Kitui West MP Francis Nyenze has lost the battle with colon cancer, a disease he had resiliently fought for close to a decade. He was 60.
In the days leading up to his death at 7.50am, there were times he would ask his wife Edith to “release” him, saying his time had come.
His widow emotionally recalled yesterday: “He would tell me, ‘Please release me, I’m ready. I’ve served the people, I’m right with God, and I’m ready to go.”
“I would not release him. I would encourage him.”
Mrs Nyenze said that when she left him at Nairobi Hospital on Tuesday night, he was strong enough to feed himself and could even struggle to walk. She, however, sensed a “difference” in the way he bade her goodbye.
“The ‘bye’ was different from the way he says it other times,” said Mrs Nyenze.
“But before then I’d prayed for him and told him I was leaving him in the hands of God. But I did not mean to release him.”
Kitui Senator Enoch Wambua, a brother-in-law of Mr Nyenze’s, said the cancer treatment regime had caused the MP’s lungs to weaken. As a result, he contracted pneumonia during the campaigns for the August 8 General Election.
“The lungs had really been compromised,” he said. “So, he had difficulties breathing.”
It is for that reason that Mr Nyenze showed up in Parliament on August 31 carrying an oxygen tank and in a breathing mask as he was sworn in.
Mr Wambua said the MP was in hospital for three weeks and he visited him on Tuesday.
“As usual, we spoke,” said Mr Wambua.
“He said he would be strong. So, when the call came this morning that he had left us, it was a shock to all of us.”
Mrs Nyenze said her husband had visited various countries to seek treatment.
“He’s had cancer of the colon from around 2008,” said Mrs Nyenze. “At first, he was treated and it was okay. It came back in 2013 and, from that time, he’s really fought.”
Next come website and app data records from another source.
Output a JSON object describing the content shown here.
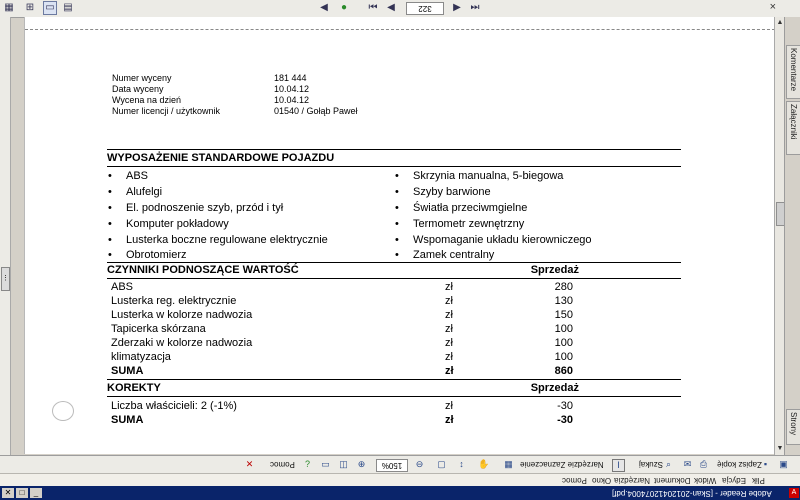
{
  "window": {
    "title": "Adobe Reader - [Skan-20120412074004.pdf]",
    "menu": [
      "Plik",
      "Edycja",
      "Widok",
      "Dokument",
      "Narzędzia",
      "Okno",
      "Pomoc"
    ]
  },
  "top_toolbar": {
    "page_number": "322",
    "close_glyph": "×"
  },
  "bottom_toolbar": {
    "save_copy": "Zapisz kopię",
    "search": "Szukaj",
    "select_tool": "Narzędzie Zaznaczenie",
    "zoom": "150%",
    "help": "Pomoc"
  },
  "right_panel": {
    "tabs": [
      "Komentarze",
      "Załączniki",
      "Strony"
    ]
  },
  "document": {
    "meta": [
      {
        "label": "Numer wyceny",
        "value": "181 444"
      },
      {
        "label": "Data wyceny",
        "value": "10.04.12"
      },
      {
        "label": "Wycena na dzień",
        "value": "10.04.12"
      },
      {
        "label": "Numer licencji / użytkownik",
        "value": "01540 / Gołąb Paweł"
      }
    ],
    "equipment": {
      "title": "WYPOSAŻENIE STANDARDOWE POJAZDU",
      "left": [
        "ABS",
        "Alufelgi",
        "El. podnoszenie szyb, przód i tył",
        "Komputer pokładowy",
        "Lusterka boczne regulowane elektrycznie",
        "Obrotomierz"
      ],
      "right": [
        "Skrzynia manualna, 5-biegowa",
        "Szyby barwione",
        "Światła przeciwmgielne",
        "Termometr zewnętrzny",
        "Wspomaganie układu kierowniczego",
        "Zamek centralny"
      ]
    },
    "value_factors": {
      "title": "CZYNNIKI PODNOSZĄCE WARTOŚĆ",
      "column": "Sprzedaż",
      "rows": [
        {
          "name": "ABS",
          "currency": "zł",
          "value": "280"
        },
        {
          "name": "Lusterka reg. elektrycznie",
          "currency": "zł",
          "value": "130"
        },
        {
          "name": "Lusterka w kolorze nadwozia",
          "currency": "zł",
          "value": "150"
        },
        {
          "name": "Tapicerka skórzana",
          "currency": "zł",
          "value": "100"
        },
        {
          "name": "Zderzaki w kolorze nadwozia",
          "currency": "zł",
          "value": "100"
        },
        {
          "name": "klimatyzacja",
          "currency": "zł",
          "value": "100"
        }
      ],
      "sum": {
        "name": "SUMA",
        "currency": "zł",
        "value": "860"
      }
    },
    "corrections": {
      "title": "KOREKTY",
      "column": "Sprzedaż",
      "rows": [
        {
          "name": "Liczba właścicieli: 2 (-1%)",
          "currency": "zł",
          "value": "-30"
        }
      ],
      "sum": {
        "name": "SUMA",
        "currency": "zł",
        "value": "-30"
      }
    }
  }
}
Mr Nyenze, a third-term MP, chaired the parliamentary committee that investigated pyramid schemes. The Kanu-era Cabinet minister was the National Assembly Minority Leader in the last Parliament.
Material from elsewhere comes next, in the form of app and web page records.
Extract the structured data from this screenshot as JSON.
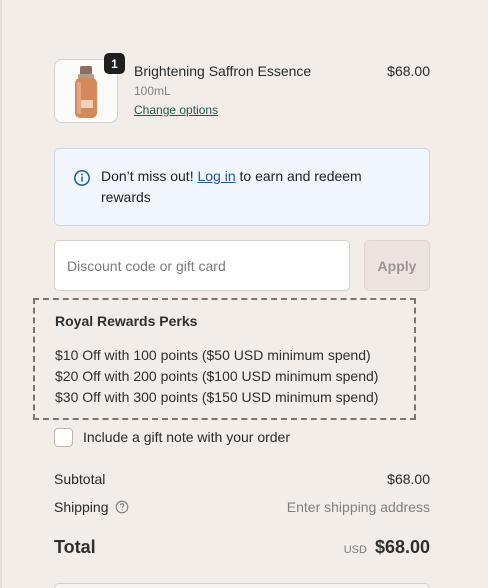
{
  "product": {
    "name": "Brightening Saffron Essence",
    "size": "100mL",
    "change_link": "Change options",
    "price": "$68.00",
    "quantity": "1",
    "image_icon": "product-bottle-icon"
  },
  "notice": {
    "icon": "info-icon",
    "prefix": "Don’t miss out! ",
    "link": "Log in",
    "suffix": " to earn and redeem rewards"
  },
  "discount": {
    "placeholder": "Discount code or gift card",
    "apply_label": "Apply"
  },
  "perks": {
    "title": "Royal Rewards Perks",
    "items": [
      "$10 Off with 100 points ($50 USD minimum spend)",
      "$20 Off with 200 points ($100 USD minimum spend)",
      "$30 Off with 300 points ($150 USD minimum spend)"
    ]
  },
  "gift_note": {
    "label": "Include a gift note with your order",
    "checked": false
  },
  "summary": {
    "subtotal_label": "Subtotal",
    "subtotal_value": "$68.00",
    "shipping_label": "Shipping",
    "shipping_help_icon": "question-circle-icon",
    "shipping_value": "Enter shipping address",
    "total_label": "Total",
    "currency": "USD",
    "total_value": "$68.00"
  },
  "colors": {
    "background": "#f2ede9",
    "notice_bg": "#f0f6fc",
    "link": "#1e5a9c"
  }
}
He is survived by his widow and their three children — Eric, 30, Ruth, 26, and Grace, 23.
“He’s the best thing that God has ever given me,” Mrs Nyenze eulogised her husband. “He was a very loving husband, a politician but faithful to the family, faithful to the wife.
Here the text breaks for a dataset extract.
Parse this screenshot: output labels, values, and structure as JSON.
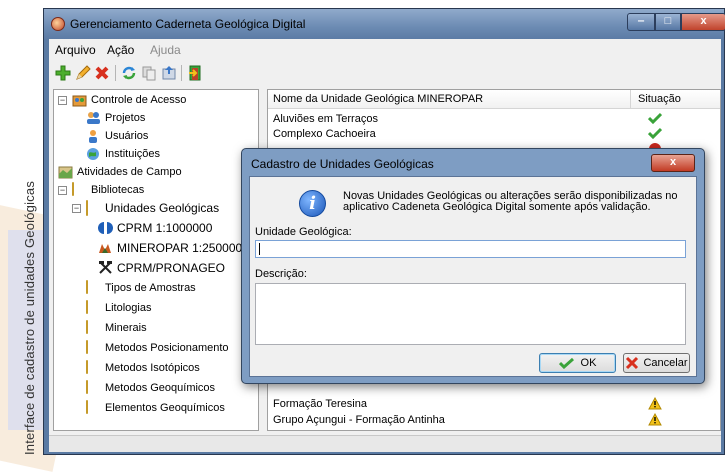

The body was transferred to Lee Funeral Home.
Leaders who visited the mortuary to pay their respects included Water Cabinet Secretary Eugene Wamalwa, Makueni Governor Kivutha Kibwana and Kenya’s Ambassador to Turkey Kiema Kilonzo.
Others were MPs Daniel Maanzo (Makueni), Joshua Mwalyo (Masinga), Jessica Mbalu (Kibwezi East), Patrick Makau (Mavoko), Suleiman Dori (Msambweni) and Ben Momanyi (Borabu).
“When you talk about sobriety and maturity in the politics of this country, Honourable Nyenze had his place,” said Mr Wamalwa.
Prof Kibwana said: “We remember him for being a very reconciliatory person.”
Mr Kilonzo remembered Mr Nyenze as one of the Ukambani leaders who fought for multi-party democracy while Mr Wambua said the MP accommodated divergent views.